People in London and other cities barely look at the times for trains and buses because they are so frequent that if you miss one then another is on the way. The opportunities for such a travel infrastructure in towns and villages are more challenging but this should be our aspiration. The National Bus Strategy, launched last Monday and backed with £3bn, will require councils to work together with operators to improve passenger numbers, reliability, and passenger satisfaction.

It will provide £25m to deliver simpler fares, better information, modern payment methods, easier access for disabled passengers and greener buses. This cohesive and integrated strategy joins up the pieces and provides a real route forward.

Locally, we need investment in reinstating key elements of our passenger rail network like the Leamside line from Ferryhill and this bus plan should create a bus network that can be complemented by rail.

The RYR is mainly focused on local railways that were mainly removed by Beeching in the 1960s. We have three local projects.

First, Ferryhill Station which focuses on reinstating a passenger station and upgrading the Stillington Spur that runs south east into Teesside. This would deliver a critical connection so people from the Ferrryhill area can access jobs, and the introduction of the freeport should increase these opportunities.

This project has won feasibility funding and we are working to a delivery of the options in the summer.

The second and biggest project is the “Leamside line”, which would see northbound connections from Ferryhill through Washington and links to Newcastle and Sunderland. It also delivers major capacity improvements for the East Coast Main Line through the diversion of local passenger trains and freight.

The third project is the Weardale line. This is about joining Darlington to Weardale using the Bishop Line and the Heritage Railway to connect the dales to the town and vice versa, helping access to jobs and tourism.

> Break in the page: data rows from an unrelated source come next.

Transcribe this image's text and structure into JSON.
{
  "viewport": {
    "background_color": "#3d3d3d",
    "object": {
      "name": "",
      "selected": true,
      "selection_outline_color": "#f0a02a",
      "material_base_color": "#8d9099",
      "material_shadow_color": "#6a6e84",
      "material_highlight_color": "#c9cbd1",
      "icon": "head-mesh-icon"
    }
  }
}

Trains, though, take time and huge sums of money. Quicker and easier are buses. My hope is that we can create public transport integrated to “last mile” options like walking and cycling, led by buses and then complemented by rail that connects all of us to where we need to go for whatever we need to go for.